Compared to its peers MasterCard was the only one of the four major card companies to report a significant quarterly miss. Visa reported a profit increase of 8.8% to $1.41 billion. Discover reported an increase of 12% to $602 million. American Express did miss estimates by a penny, but the firm also doubled its profit on higher consumer spending, so the negative news was a bit muted.

Given that news it is easy to see why the market pushed MasterCard down on Friday. I view the recent turn down as an excellent buying opportunity and feel that MasterCard's quarter results really were not all that bad. Below are the main reasons why I am still very bullish on MasterCard and feel it should be bought on its recent price weakness.

1. Both MasterCard and Visa last month won approval to settle the ongoing litigation that the companies had been fixing card swipe fees for $5.7 billion. Removing this unknown from the equation is a big win and will allow the company to get back to focusing on growth.

2. MasterCard grew its net revenue by 12% this past quarter to $2.1 billion.
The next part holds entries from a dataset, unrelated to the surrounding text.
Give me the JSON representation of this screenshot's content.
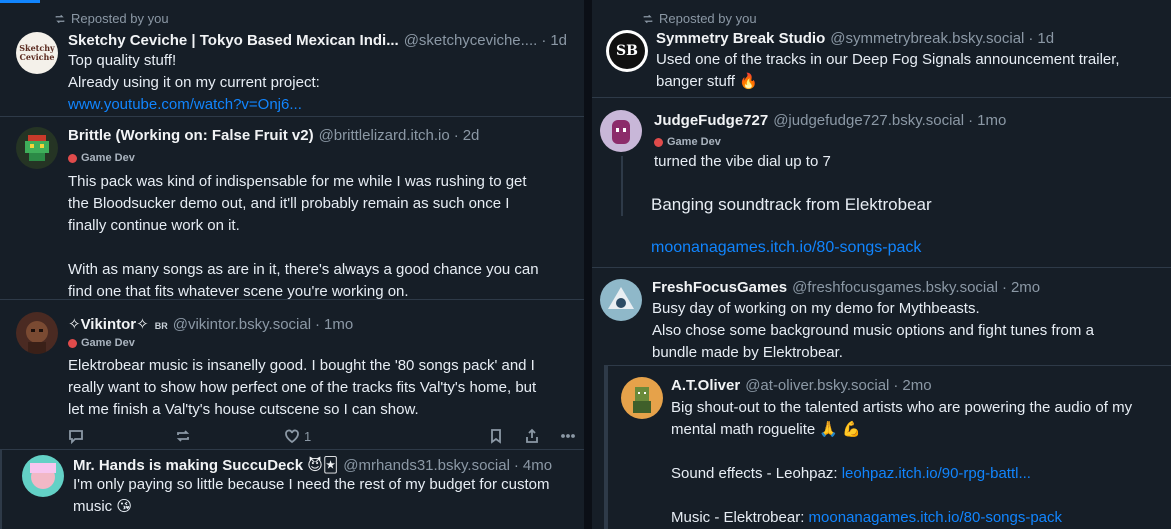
{
  "left": {
    "post1": {
      "repost_label": "Reposted by you",
      "name": "Sketchy Ceviche | Tokyo Based Mexican Indi...",
      "handle": "@sketchyceviche....",
      "dot": "·",
      "time": "1d",
      "avatar_text": "Sketchy Ceviche",
      "lines": [
        "Top quality stuff!",
        "Already using it on my current project:"
      ],
      "link": "www.youtube.com/watch?v=Onj6..."
    },
    "post2": {
      "name": "Brittle (Working on: False Fruit v2)",
      "handle": "@brittlelizard.itch.io",
      "dot": "·",
      "time": "2d",
      "tag": "Game Dev",
      "lines": [
        "This pack was kind of indispensable for me while I was rushing to get",
        "the Bloodsucker demo out, and it'll probably remain as such once I",
        "finally continue work on it.",
        "",
        "With as many songs as are in it, there's always a good chance you can",
        "find one that fits whatever scene you're working on."
      ]
    },
    "post3": {
      "name": "✧Vikintor✧",
      "name_badge": "BR",
      "handle": "@vikintor.bsky.social",
      "dot": "·",
      "time": "1mo",
      "tag": "Game Dev",
      "lines": [
        "Elektrobear music is insanelly good. I bought the '80 songs pack' and I",
        "really want to show how perfect one of the tracks fits Val'ty's home, but",
        "let me finish a Val'ty's house cutscene so I can show."
      ],
      "like_count": "1"
    },
    "post4": {
      "name": "Mr. Hands is making SuccuDeck 😈🃏",
      "handle": "@mrhands31.bsky.social",
      "dot": "·",
      "time": "4mo",
      "lines": [
        "I'm only paying so little because I need the rest of my budget for custom",
        "music 😘"
      ]
    }
  },
  "right": {
    "post1": {
      "repost_label": "Reposted by you",
      "name": "Symmetry Break Studio",
      "handle": "@symmetrybreak.bsky.social",
      "dot": "·",
      "time": "1d",
      "avatar_text": "SB",
      "lines": [
        "Used one of the tracks in our Deep Fog Signals announcement trailer,",
        "banger stuff 🔥"
      ]
    },
    "post2": {
      "name": "JudgeFudge727",
      "handle": "@judgefudge727.bsky.social",
      "dot": "·",
      "time": "1mo",
      "tag": "Game Dev",
      "line1": "turned the vibe dial up to 7",
      "quote_text": "Banging soundtrack from Elektrobear",
      "quote_link": "moonanagames.itch.io/80-songs-pack"
    },
    "post3": {
      "name": "FreshFocusGames",
      "handle": "@freshfocusgames.bsky.social",
      "dot": "·",
      "time": "2mo",
      "lines": [
        "Busy day of working on my demo for Mythbeasts.",
        "Also chose some background music options and fight tunes from a",
        "bundle made by Elektrobear."
      ],
      "quote": {
        "name": "A.T.Oliver",
        "handle": "@at-oliver.bsky.social",
        "dot": "·",
        "time": "2mo",
        "lines": [
          "Big shout-out to the talented artists who are powering the audio of my",
          "mental math roguelite 🙏 💪"
        ],
        "sfx_label": "Sound effects - Leohpaz: ",
        "sfx_link": "leohpaz.itch.io/90-rpg-battl...",
        "music_label": "Music - Elektrobear: ",
        "music_link": "moonanagames.itch.io/80-songs-pack"
      }
    }
  },
  "colors": {
    "accent": "#1185fe",
    "background": "#161e27",
    "border": "#2e3a48",
    "muted": "#8b98a5"
  },
  "icons": [
    "repost-icon",
    "reply-icon",
    "like-icon",
    "bookmark-icon",
    "share-icon",
    "more-icon"
  ]
}
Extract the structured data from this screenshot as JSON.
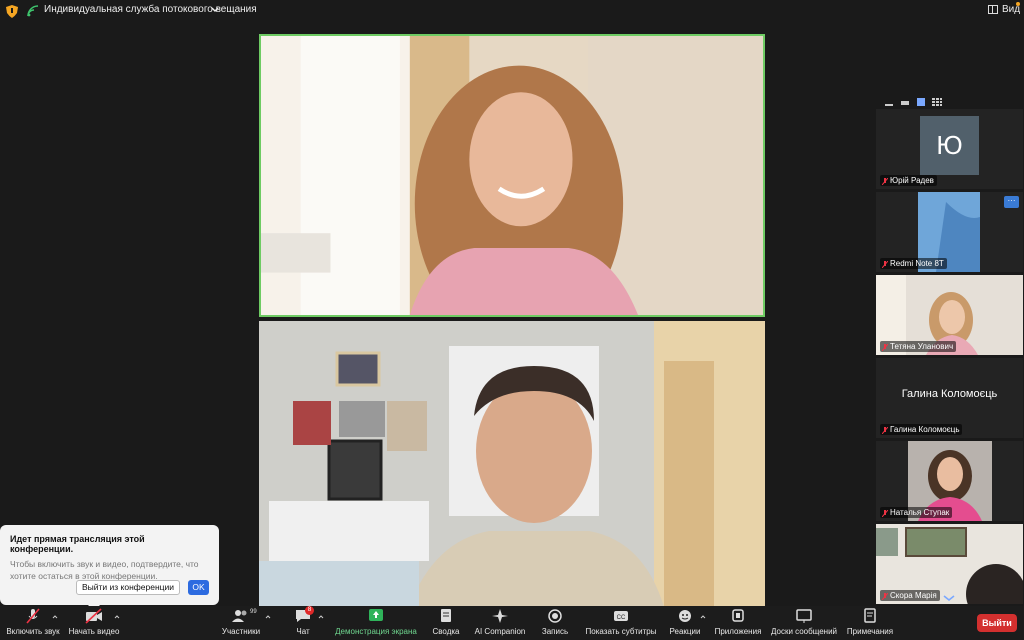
{
  "window": {
    "title": "Индивидуальная служба потокового вещания",
    "view_label": "Вид"
  },
  "colors": {
    "active_speaker_border": "#6ecb63",
    "leave": "#d3302f",
    "accent": "#2d6be0",
    "badge": "#e02828"
  },
  "participants": [
    {
      "name": "Юрій Радев",
      "avatar_letter": "Ю",
      "mic": "muted",
      "video": "off"
    },
    {
      "name": "Redmi Note 8T",
      "mic": "muted",
      "video": "on"
    },
    {
      "name": "Тетяна Уланович",
      "mic": "muted",
      "video": "on"
    },
    {
      "name": "Галина Коломоєць",
      "mic": "muted",
      "video": "off"
    },
    {
      "name": "Наталья Ступак",
      "mic": "muted",
      "video": "on"
    },
    {
      "name": "Скора Марія",
      "mic": "muted",
      "video": "on"
    }
  ],
  "more_button": "···",
  "notice": {
    "title": "Идет прямая трансляция этой конференции.",
    "body": "Чтобы включить звук и видео, подтвердите, что хотите остаться в этой конференции.",
    "leave_label": "Выйти из конференции",
    "ok_label": "OK"
  },
  "toolbar": {
    "mute_label": "Включить звук",
    "video_label": "Начать видео",
    "participants_label": "Участники",
    "participants_count": "99",
    "chat_label": "Чат",
    "chat_badge": "8",
    "share_label": "Демонстрация экрана",
    "summary_label": "Сводка",
    "ai_label": "AI Companion",
    "record_label": "Запись",
    "captions_label": "Показать субтитры",
    "captions_icon_text": "CC",
    "reactions_label": "Реакции",
    "apps_label": "Приложения",
    "whiteboards_label": "Доски сообщений",
    "notes_label": "Примечания",
    "leave_label": "Выйти"
  },
  "icons": {
    "shield": "shield-icon",
    "live": "live-stream-icon",
    "mic": "mic-muted-icon",
    "video": "video-off-icon",
    "participants": "people-icon",
    "chat": "chat-icon",
    "share": "share-screen-icon",
    "summary": "summary-icon",
    "ai": "sparkle-icon",
    "record": "record-icon",
    "captions": "cc-icon",
    "reactions": "smile-icon",
    "apps": "apps-icon",
    "whiteboards": "whiteboard-icon",
    "notes": "notes-icon"
  }
}
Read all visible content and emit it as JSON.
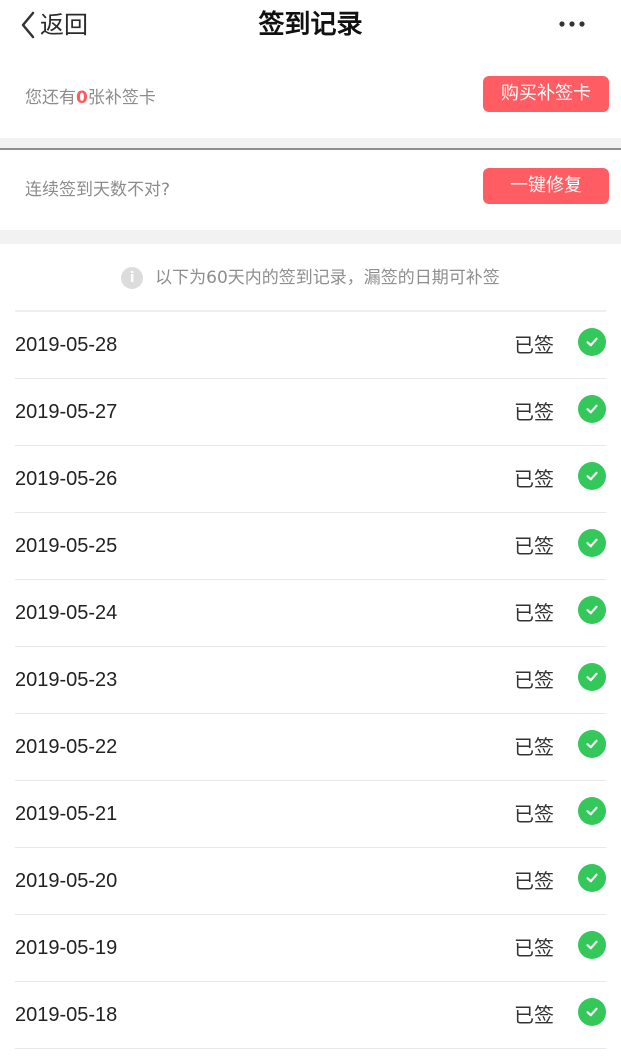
{
  "header": {
    "back_label": "返回",
    "title": "签到记录"
  },
  "card1": {
    "prefix": "您还有",
    "count": "0",
    "suffix": "张补签卡",
    "button_label": "购买补签卡"
  },
  "card2": {
    "label": "连续签到天数不对?",
    "button_label": "一键修复"
  },
  "info": {
    "icon_glyph": "i",
    "text": "以下为60天内的签到记录，漏签的日期可补签"
  },
  "records": [
    {
      "date": "2019-05-28",
      "status": "已签"
    },
    {
      "date": "2019-05-27",
      "status": "已签"
    },
    {
      "date": "2019-05-26",
      "status": "已签"
    },
    {
      "date": "2019-05-25",
      "status": "已签"
    },
    {
      "date": "2019-05-24",
      "status": "已签"
    },
    {
      "date": "2019-05-23",
      "status": "已签"
    },
    {
      "date": "2019-05-22",
      "status": "已签"
    },
    {
      "date": "2019-05-21",
      "status": "已签"
    },
    {
      "date": "2019-05-20",
      "status": "已签"
    },
    {
      "date": "2019-05-19",
      "status": "已签"
    },
    {
      "date": "2019-05-18",
      "status": "已签"
    }
  ],
  "colors": {
    "accent_red": "#ff5d63",
    "count_red": "#ff5a5f",
    "check_green": "#34c759"
  },
  "icons": {
    "back": "chevron-left-icon",
    "more": "more-icon",
    "info": "info-icon",
    "check": "check-icon"
  }
}
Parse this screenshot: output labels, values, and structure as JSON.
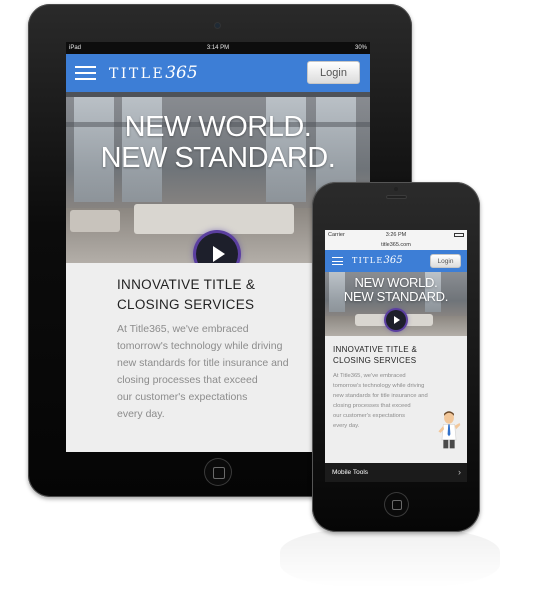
{
  "ipad": {
    "status": {
      "carrier": "iPad",
      "time": "3:14 PM",
      "battery": "30%"
    },
    "nav": {
      "brand": "TITLE",
      "brand_num": "365",
      "login": "Login"
    },
    "hero": {
      "line1": "NEW WORLD.",
      "line2": "NEW STANDARD."
    },
    "section": {
      "title_line1": "INNOVATIVE TITLE &",
      "title_line2": "CLOSING SERVICES",
      "body_lines": [
        "At Title365, we've embraced",
        "tomorrow's technology while driving",
        "new standards for title insurance and",
        "closing processes that exceed",
        "our customer's expectations",
        "every day."
      ]
    }
  },
  "iphone": {
    "status": {
      "carrier": "Carrier",
      "time": "3:26 PM"
    },
    "url": "title365.com",
    "nav": {
      "brand": "TITLE",
      "brand_num": "365",
      "login": "Login"
    },
    "hero": {
      "line1": "NEW WORLD.",
      "line2": "NEW STANDARD."
    },
    "section": {
      "title_line1": "INNOVATIVE TITLE &",
      "title_line2": "CLOSING SERVICES",
      "body_lines": [
        "At Title365, we've embraced",
        "tomorrow's technology while driving",
        "new standards for title insurance and",
        "closing processes that exceed",
        "our customer's expectations",
        "every day."
      ]
    },
    "footer": {
      "label": "Mobile Tools"
    }
  },
  "colors": {
    "nav_blue": "#3d7ed6",
    "play_ring": "#5b3fa0",
    "body_gray": "#8c8c8c"
  }
}
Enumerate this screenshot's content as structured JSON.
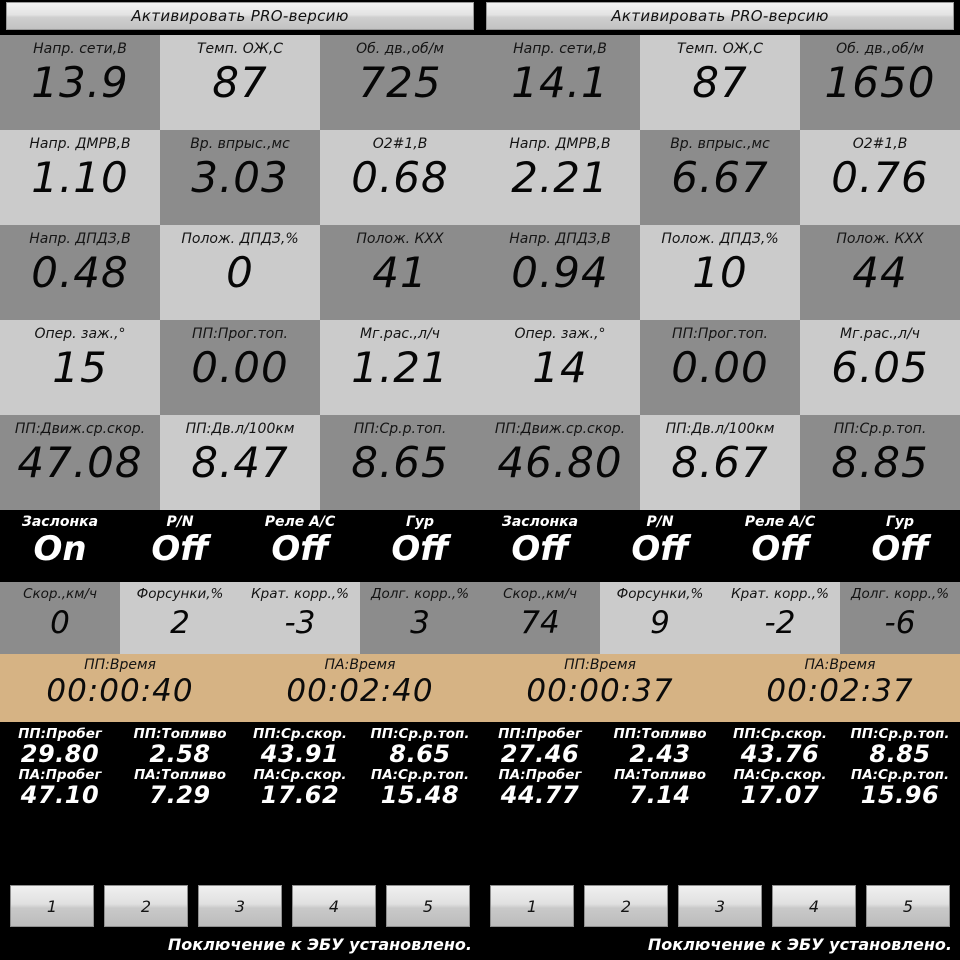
{
  "colors": {
    "cell_dark": "#8c8c8c",
    "cell_light": "#cbcbcb",
    "strip_black": "#000000",
    "timer_tan": "#d6b384",
    "text_dark": "#060606",
    "text_light": "#ffffff"
  },
  "panels": [
    {
      "id": "left",
      "banner": {
        "label": "Активировать PRO-версию"
      },
      "gauges": [
        {
          "label": "Напр. сети,В",
          "value": "13.9",
          "shade": "dk"
        },
        {
          "label": "Темп. ОЖ,С",
          "value": "87",
          "shade": "lt"
        },
        {
          "label": "Об. дв.,об/м",
          "value": "725",
          "shade": "dk"
        },
        {
          "label": "Напр. ДМРВ,В",
          "value": "1.10",
          "shade": "lt"
        },
        {
          "label": "Вр. впрыс.,мс",
          "value": "3.03",
          "shade": "dk"
        },
        {
          "label": "O2#1,В",
          "value": "0.68",
          "shade": "lt"
        },
        {
          "label": "Напр. ДПДЗ,В",
          "value": "0.48",
          "shade": "dk"
        },
        {
          "label": "Полож. ДПДЗ,%",
          "value": "0",
          "shade": "lt"
        },
        {
          "label": "Полож. КХХ",
          "value": "41",
          "shade": "dk"
        },
        {
          "label": "Опер. заж.,°",
          "value": "15",
          "shade": "lt"
        },
        {
          "label": "ПП:Прог.топ.",
          "value": "0.00",
          "shade": "dk"
        },
        {
          "label": "Мг.рас.,л/ч",
          "value": "1.21",
          "shade": "lt"
        },
        {
          "label": "ПП:Движ.ср.скор.",
          "value": "47.08",
          "shade": "dk"
        },
        {
          "label": "ПП:Дв.л/100км",
          "value": "8.47",
          "shade": "lt"
        },
        {
          "label": "ПП:Ср.р.топ.",
          "value": "8.65",
          "shade": "dk"
        }
      ],
      "switches": [
        {
          "label": "Заслонка",
          "value": "On"
        },
        {
          "label": "P/N",
          "value": "Off"
        },
        {
          "label": "Реле A/C",
          "value": "Off"
        },
        {
          "label": "Гур",
          "value": "Off"
        }
      ],
      "corrections": [
        {
          "label": "Скор.,км/ч",
          "value": "0"
        },
        {
          "label": "Форсунки,%",
          "value": "2"
        },
        {
          "label": "Крат. корр.,%",
          "value": "-3"
        },
        {
          "label": "Долг. корр.,%",
          "value": "3"
        }
      ],
      "timers": [
        {
          "label": "ПП:Время",
          "value": "00:00:40"
        },
        {
          "label": "ПА:Время",
          "value": "00:02:40"
        }
      ],
      "trip_rows": [
        [
          {
            "label": "ПП:Пробег",
            "value": "29.80"
          },
          {
            "label": "ПП:Топливо",
            "value": "2.58"
          },
          {
            "label": "ПП:Ср.скор.",
            "value": "43.91"
          },
          {
            "label": "ПП:Ср.р.топ.",
            "value": "8.65"
          }
        ],
        [
          {
            "label": "ПА:Пробег",
            "value": "47.10"
          },
          {
            "label": "ПА:Топливо",
            "value": "7.29"
          },
          {
            "label": "ПА:Ср.скор.",
            "value": "17.62"
          },
          {
            "label": "ПА:Ср.р.топ.",
            "value": "15.48"
          }
        ]
      ],
      "buttons": [
        "1",
        "2",
        "3",
        "4",
        "5"
      ],
      "status": "Поключение к ЭБУ установлено."
    },
    {
      "id": "right",
      "banner": {
        "label": "Активировать PRO-версию"
      },
      "gauges": [
        {
          "label": "Напр. сети,В",
          "value": "14.1",
          "shade": "dk"
        },
        {
          "label": "Темп. ОЖ,С",
          "value": "87",
          "shade": "lt"
        },
        {
          "label": "Об. дв.,об/м",
          "value": "1650",
          "shade": "dk"
        },
        {
          "label": "Напр. ДМРВ,В",
          "value": "2.21",
          "shade": "lt"
        },
        {
          "label": "Вр. впрыс.,мс",
          "value": "6.67",
          "shade": "dk"
        },
        {
          "label": "O2#1,В",
          "value": "0.76",
          "shade": "lt"
        },
        {
          "label": "Напр. ДПДЗ,В",
          "value": "0.94",
          "shade": "dk"
        },
        {
          "label": "Полож. ДПДЗ,%",
          "value": "10",
          "shade": "lt"
        },
        {
          "label": "Полож. КХХ",
          "value": "44",
          "shade": "dk"
        },
        {
          "label": "Опер. заж.,°",
          "value": "14",
          "shade": "lt"
        },
        {
          "label": "ПП:Прог.топ.",
          "value": "0.00",
          "shade": "dk"
        },
        {
          "label": "Мг.рас.,л/ч",
          "value": "6.05",
          "shade": "lt"
        },
        {
          "label": "ПП:Движ.ср.скор.",
          "value": "46.80",
          "shade": "dk"
        },
        {
          "label": "ПП:Дв.л/100км",
          "value": "8.67",
          "shade": "lt"
        },
        {
          "label": "ПП:Ср.р.топ.",
          "value": "8.85",
          "shade": "dk"
        }
      ],
      "switches": [
        {
          "label": "Заслонка",
          "value": "Off"
        },
        {
          "label": "P/N",
          "value": "Off"
        },
        {
          "label": "Реле A/C",
          "value": "Off"
        },
        {
          "label": "Гур",
          "value": "Off"
        }
      ],
      "corrections": [
        {
          "label": "Скор.,км/ч",
          "value": "74"
        },
        {
          "label": "Форсунки,%",
          "value": "9"
        },
        {
          "label": "Крат. корр.,%",
          "value": "-2"
        },
        {
          "label": "Долг. корр.,%",
          "value": "-6"
        }
      ],
      "timers": [
        {
          "label": "ПП:Время",
          "value": "00:00:37"
        },
        {
          "label": "ПА:Время",
          "value": "00:02:37"
        }
      ],
      "trip_rows": [
        [
          {
            "label": "ПП:Пробег",
            "value": "27.46"
          },
          {
            "label": "ПП:Топливо",
            "value": "2.43"
          },
          {
            "label": "ПП:Ср.скор.",
            "value": "43.76"
          },
          {
            "label": "ПП:Ср.р.топ.",
            "value": "8.85"
          }
        ],
        [
          {
            "label": "ПА:Пробег",
            "value": "44.77"
          },
          {
            "label": "ПА:Топливо",
            "value": "7.14"
          },
          {
            "label": "ПА:Ср.скор.",
            "value": "17.07"
          },
          {
            "label": "ПА:Ср.р.топ.",
            "value": "15.96"
          }
        ]
      ],
      "buttons": [
        "1",
        "2",
        "3",
        "4",
        "5"
      ],
      "status": "Поключение к ЭБУ установлено."
    }
  ]
}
MasterCard generates majority of its profits outside of the U.S., and this past quarter processed transactions having increased by 13% to $10.4 billion this quarter a big chunk of that was driven by the increases seen in cross-border spending volume, which increased 18%.

3. Full year EPS for MasterCard came in at $2.62 per share, this represented an 18.6% increase over the $2.21 that was generated in 2012. The firm also increased its operating margin to 55.1% up from the 53.5% the year prior.

4. MasterCard continues to return value to its shareholders through an increased dividend and share buyback plan. Back in December the firm announced that it would be increasing the quarterly dividend by 83% to $1.10 a share (pre-split price), while also increasing its share buy-back program by another $3.5 billion.

5. Fundamentally MasterCard is a rock solid company. The firm has no debt, generates free cash flow of almost $4 billion, currently has $6.3 billion in cash on the balance sheet, and sports a growth rate in the double digits.

All of these stats are very telling, but the real question is why should you buy MasterCard over Visa, Discover, or Berkshire Hathaway (BRK.A) favorite American Express. Below I have created a chart that compares these four companies against one another with a ranking being provided for each metric that will help highlight why MasterCard is still in very solid footings compared to its peers and should not be underestimated.

Fundamental Metric

American Express

MasterCard

Discover

Visa

Cash on Hand

$19.0B - 4

$6.30B - 2

$11.73B - 3

$4.26B - 1

FCF

$7.56B - 4

$3.80B - 3

$2.41B - 1

$3.02B - 2

Forward P/E

14.05 - 3

24.33 - 1

9.79 - 4

20.77 - 2

Return on Equity

28.29% - 3

42.45% - 4

23.89% - 2

18.27% - 1

Profit Margin

17.36% - 1

37.30% - 3

30.22% - 2

42.28% - 4

Price to Book

4.86 - 3

12.12 - 1

2.39 - 4

5.24 - 2

PEG

1.38 - 2

1.71 - 1

1.17 - 4

1.34 - 3

Debt/Equity

2.89 - 1

0 - 4

1.90 - 2

0 - 4

TOTAL POINTS

21

19

22

19

** Scale is 1-4 with 4 being the highest score possible

Based on the rating above Discover is the best all-around company given that all metrics are rated equally. I did not apply any weight to these metrics because that weight would be based on my own investment preference and I didn't want to blow up the comments section of this article about how my weighting is wrong, so I will leave that up to you.

If I were to apply a weighting the three metrics that I would put the most weight on would be profit margin, return on equity, and free cash flow. Since in my investing style that is where I like to focus my attention. When examining these three metrics my scoring would have generated the following:

· American Express - 8

· MasterCard - 10

· Discover - 5

· Visa - 7

Based on that scoring it is clear to see why I prefer MasterCard's fundamentals over those of the other three. Additionally, given the reasons that I highlighted above on the company's performance and the strong growth projections that management provided I think that this current hick-up in pricing is a gift and should be bought.

Source: Why MasterCard Is Still The Master Of Its Industry